Several video game designers have launched aerospace projects--some with spectacularly fiery results. However, it wasn't until Sunday that the first game developer actually made it into space proper. That's when 47-year-old Richard "Lord British" Garriott, creator of Ultima and Tabula Rasa, took off from the Baikonur Cosmodrome in central Kazakhstan aboard a Soyuz TMA-13 rocket, reaching orbit just minutes later.
Site of Soviet-era spaceflight triumphs, such as the first manned spaceflight by Yuri Gagarin in 1961, Baikonur now serves as the hub of the space program of the Russian Federation. To deal with cash shortages, Russia has entered into a partnership with Space Adventures, of which Garriott is a board member. Based in a suburb of Washington, D.C., Space Adventures specializes in shuttling wealthy "space tourists" to the International Space Station aboard Russian rockets for a substantial fee.

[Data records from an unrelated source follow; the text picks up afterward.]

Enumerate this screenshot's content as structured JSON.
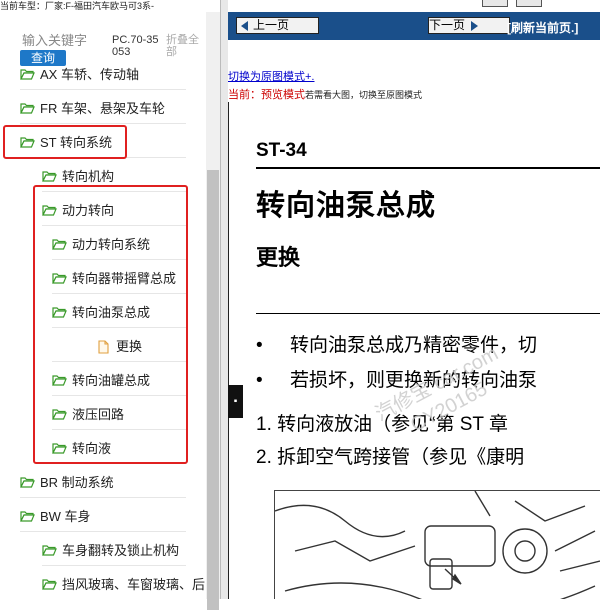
{
  "status_line": "当前车型：厂家:F-福田汽车欧马可3系-",
  "search": {
    "placeholder": "输入关键字",
    "query_button": "查询",
    "model_code": "PC.70-35053",
    "collapse_all": "折叠全部"
  },
  "tree": [
    {
      "label": "AX 车轿、传动轴",
      "icon": "folder-open-icon"
    },
    {
      "label": "FR 车架、悬架及车轮",
      "icon": "folder-open-icon"
    },
    {
      "label": "ST 转向系统",
      "icon": "folder-open-icon",
      "highlighted": true
    },
    {
      "label": "转向机构",
      "icon": "folder-open-icon"
    },
    {
      "label": "动力转向",
      "icon": "folder-open-icon"
    },
    {
      "label": "动力转向系统",
      "icon": "folder-open-icon"
    },
    {
      "label": "转向器带摇臂总成",
      "icon": "folder-open-icon"
    },
    {
      "label": "转向油泵总成",
      "icon": "folder-open-icon"
    },
    {
      "label": "更换",
      "icon": "document-icon"
    },
    {
      "label": "转向油罐总成",
      "icon": "folder-open-icon"
    },
    {
      "label": "液压回路",
      "icon": "folder-open-icon"
    },
    {
      "label": "转向液",
      "icon": "folder-open-icon"
    },
    {
      "label": "BR 制动系统",
      "icon": "folder-open-icon"
    },
    {
      "label": "BW 车身",
      "icon": "folder-open-icon"
    },
    {
      "label": "车身翻转及锁止机构",
      "icon": "folder-open-icon"
    },
    {
      "label": "挡风玻璃、车窗玻璃、后",
      "icon": "folder-open-icon"
    }
  ],
  "toolbar": {
    "prev_label": "上一页",
    "next_label": "下一页",
    "refresh_label": "[刷新当前页.]"
  },
  "doc": {
    "switch_link": "切换为原图模式+.",
    "mode_prefix": "当前：",
    "mode_value": "预览模式",
    "mode_hint": "若需看大图，切换至原图模式",
    "page_id": "ST-34",
    "page_title": "转向油泵总成",
    "section_title": "更换",
    "bullets": [
      "转向油泵总成乃精密零件，切",
      "若损坏，则更换新的转向油泵"
    ],
    "steps": [
      "1. 转向液放油（参见“第 ST 章",
      "2. 拆卸空气跨接管（参见《康明"
    ],
    "watermark": "汽修宝 car.com CY20165"
  },
  "colors": {
    "toolbar_bg": "#1a4f8a",
    "highlight_border": "#e02020",
    "folder_green": "#3a9a2a",
    "query_button_bg": "#1e78c8",
    "link_blue": "#0000cc",
    "mode_red": "#cc0000"
  }
}
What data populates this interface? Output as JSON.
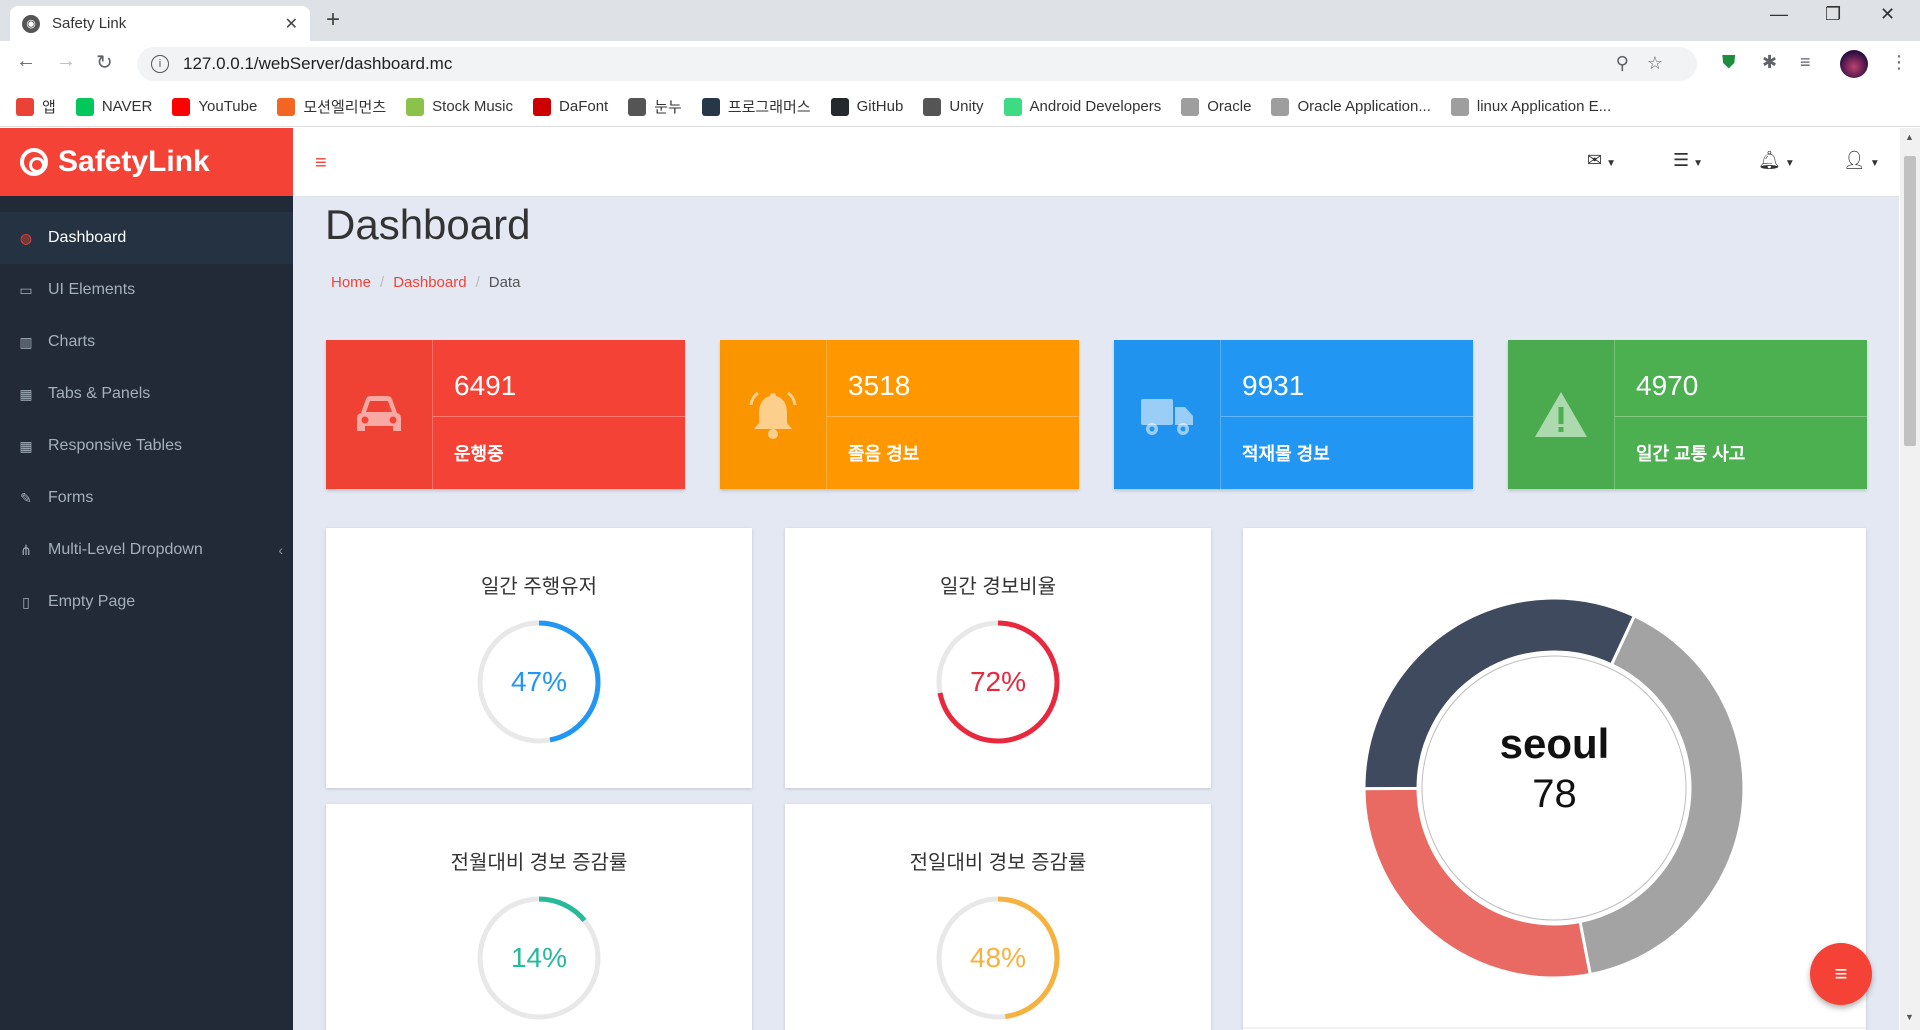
{
  "browser": {
    "tab_title": "Safety Link",
    "tab_close": "✕",
    "new_tab": "+",
    "url": "127.0.0.1/webServer/dashboard.mc",
    "bookmarks": [
      {
        "label": "앱",
        "color": "#ea4335"
      },
      {
        "label": "NAVER",
        "color": "#03c75a"
      },
      {
        "label": "YouTube",
        "color": "#ff0000"
      },
      {
        "label": "모션엘리먼츠",
        "color": "#f26522"
      },
      {
        "label": "Stock Music",
        "color": "#8bc34a"
      },
      {
        "label": "DaFont",
        "color": "#cc0000"
      },
      {
        "label": "눈누",
        "color": "#555555"
      },
      {
        "label": "프로그래머스",
        "color": "#263747"
      },
      {
        "label": "GitHub",
        "color": "#24292e"
      },
      {
        "label": "Unity",
        "color": "#555555"
      },
      {
        "label": "Android Developers",
        "color": "#3ddc84"
      },
      {
        "label": "Oracle",
        "color": "#9e9e9e"
      },
      {
        "label": "Oracle Application...",
        "color": "#9e9e9e"
      },
      {
        "label": "linux Application E...",
        "color": "#9e9e9e"
      }
    ]
  },
  "sidebar": {
    "brand": "SafetyLink",
    "items": [
      {
        "label": "Dashboard",
        "icon": "dashboard-icon",
        "glyph": "◍"
      },
      {
        "label": "UI Elements",
        "icon": "desktop-icon",
        "glyph": "▭"
      },
      {
        "label": "Charts",
        "icon": "bar-chart-icon",
        "glyph": "▥"
      },
      {
        "label": "Tabs & Panels",
        "icon": "tabs-icon",
        "glyph": "▦"
      },
      {
        "label": "Responsive Tables",
        "icon": "table-icon",
        "glyph": "▦"
      },
      {
        "label": "Forms",
        "icon": "edit-icon",
        "glyph": "✎"
      },
      {
        "label": "Multi-Level Dropdown",
        "icon": "sitemap-icon",
        "glyph": "⋔"
      },
      {
        "label": "Empty Page",
        "icon": "file-icon",
        "glyph": "▯"
      }
    ]
  },
  "page": {
    "title": "Dashboard",
    "breadcrumb": [
      "Home",
      "Dashboard",
      "Data"
    ]
  },
  "stats": [
    {
      "value": "6491",
      "label": "운행중",
      "color": "#f44336",
      "icon": "car-icon"
    },
    {
      "value": "3518",
      "label": "졸음 경보",
      "color": "#ff9800",
      "icon": "bell-icon"
    },
    {
      "value": "9931",
      "label": "적재물 경보",
      "color": "#2196f3",
      "icon": "truck-icon"
    },
    {
      "value": "4970",
      "label": "일간 교통 사고",
      "color": "#4caf50",
      "icon": "warning-icon"
    }
  ],
  "gauges": [
    {
      "title": "일간 주행유저",
      "percent": 47,
      "label": "47%",
      "color": "#2196f3"
    },
    {
      "title": "일간 경보비율",
      "percent": 72,
      "label": "72%",
      "color": "#e8283d"
    },
    {
      "title": "전월대비 경보 증감률",
      "percent": 14,
      "label": "14%",
      "color": "#26b99a"
    },
    {
      "title": "전일대비 경보 증감률",
      "percent": 48,
      "label": "48%",
      "color": "#f7b13e"
    }
  ],
  "chart_data": {
    "type": "pie",
    "center_label": "seoul",
    "center_value": "78",
    "series": [
      {
        "value": 40,
        "color": "#a3a3a3"
      },
      {
        "value": 28,
        "color": "#e86a63"
      },
      {
        "value": 32,
        "color": "#3f4a5e"
      }
    ]
  }
}
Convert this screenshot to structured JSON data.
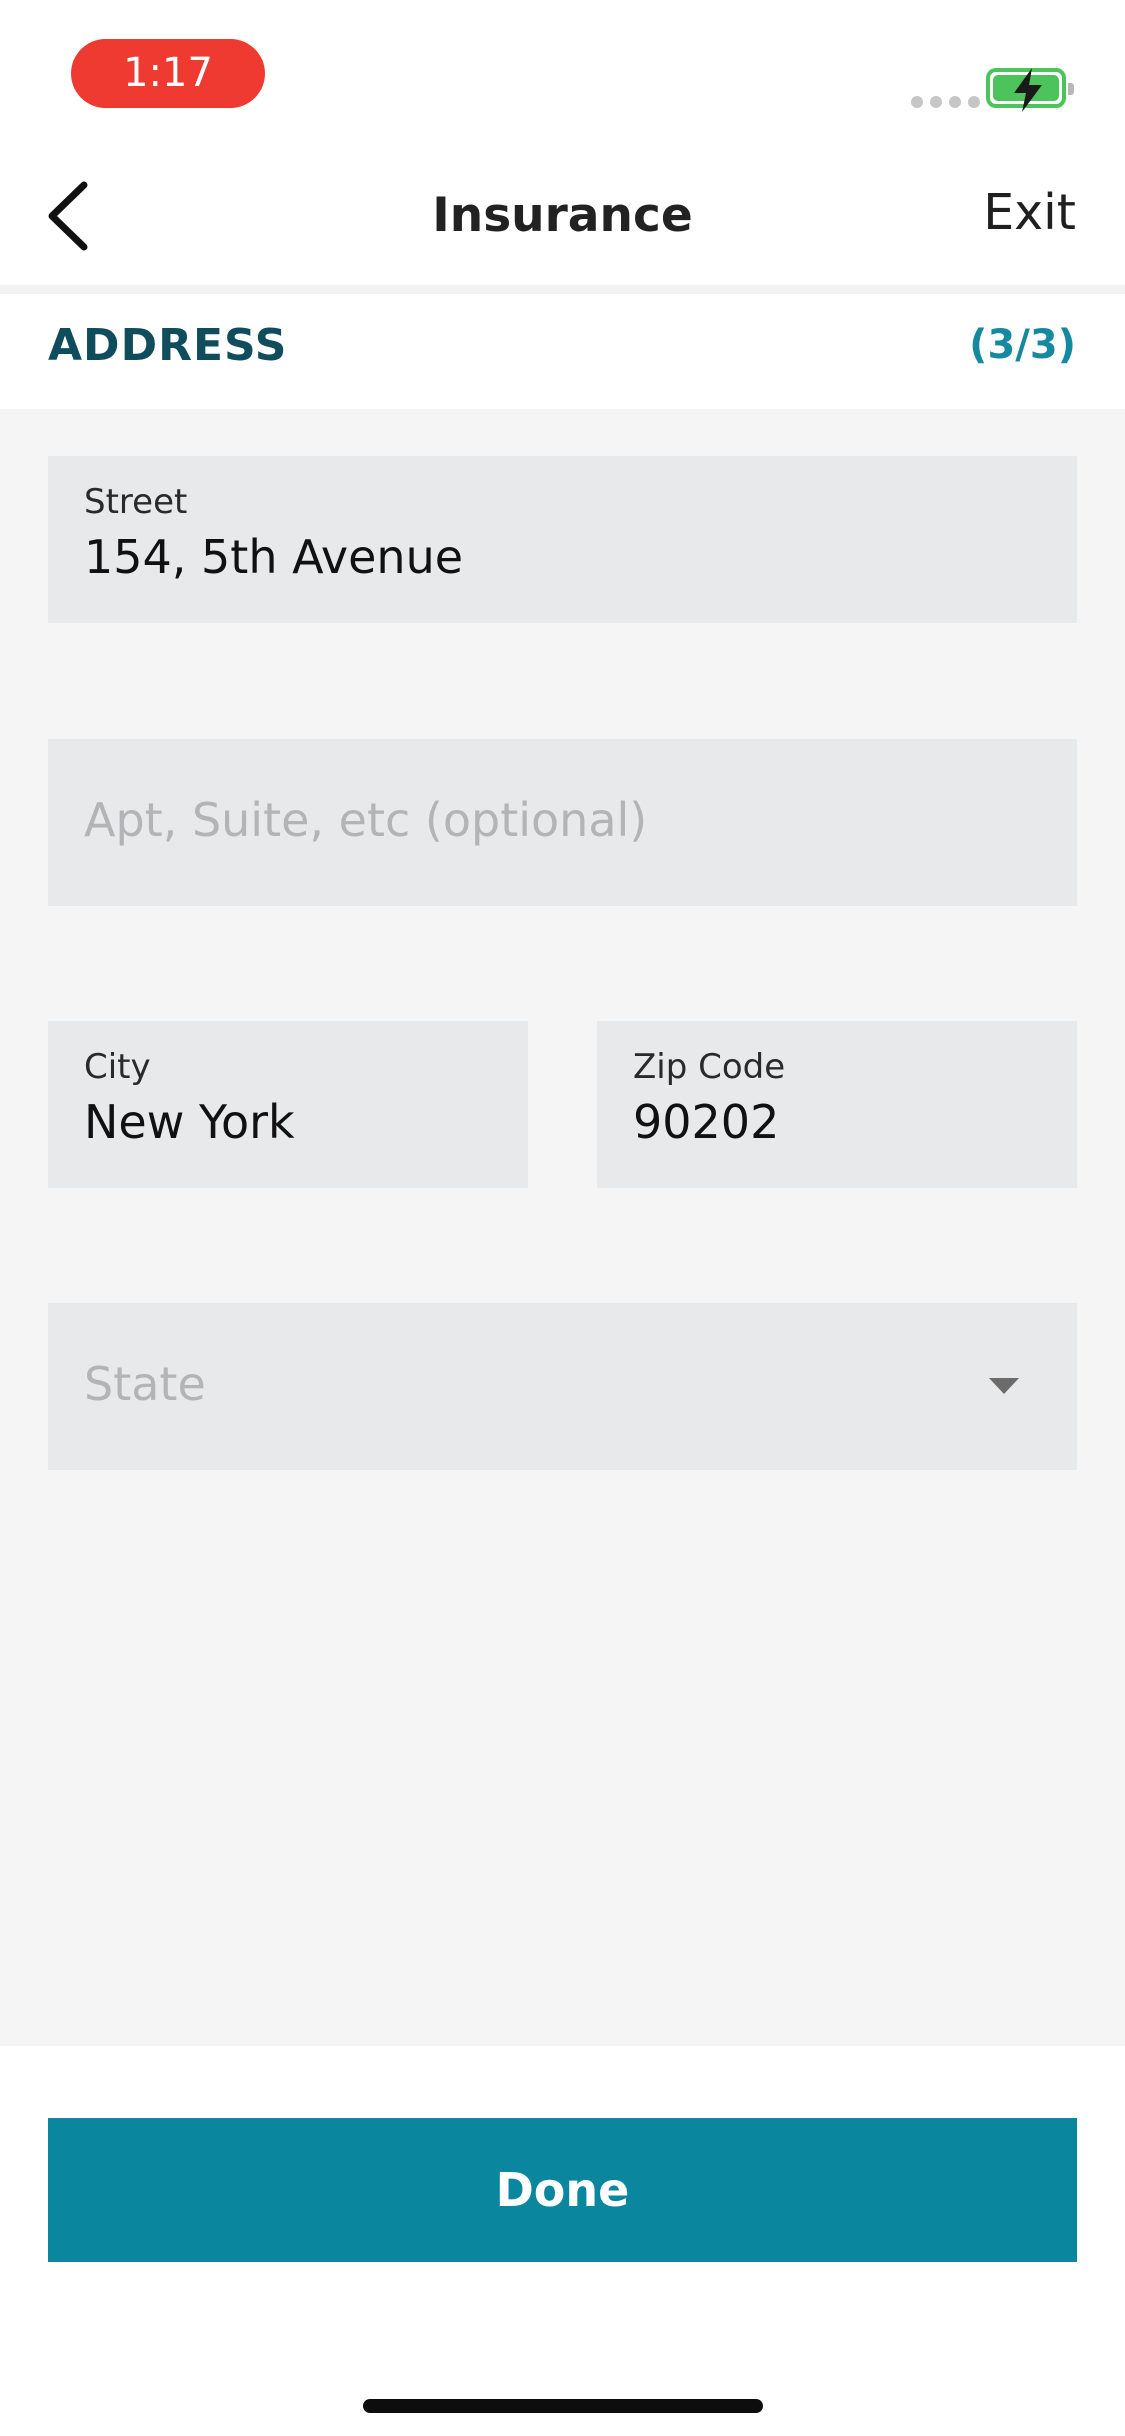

How substantial? According to the Associated Press, Garriott paid about $30 million for a 12-day trip into space. On Tuesday, he will dock with the ISS, where he will perform a number of experiments for sponsors helping to defray his trip's costs. As part of his own "Operation Immortality," Garriott also carries a hard drive containing the digitized DNA sequences of academics and celebrities, including physicist Stephen Hawking and late-night TV satirist Stephen Colbert. (Several dozen Tabula Rasa contest winners also had their DNA included.) The drive will be stored on board the ISS after Garriott's October 24 departure so that if the Earth's population is wiped out in some sort of catastrophe, its leading citizens might someday be genetically reconstituted.
"What I am trying to do is demonstrate that you can mount a very successful campaign to go into space and beyond because it's good business," Garriott told the AP.
Garriott also now holds the distinction of being the first American to follow a parent into space. His father, 77-year-old Owen Garriott, spent 60 days aboard Skylab in 1973 and 10 days aboard the space shuttle Columbia in 1983.
Photo Credit: AP/Dmitry Lovetsky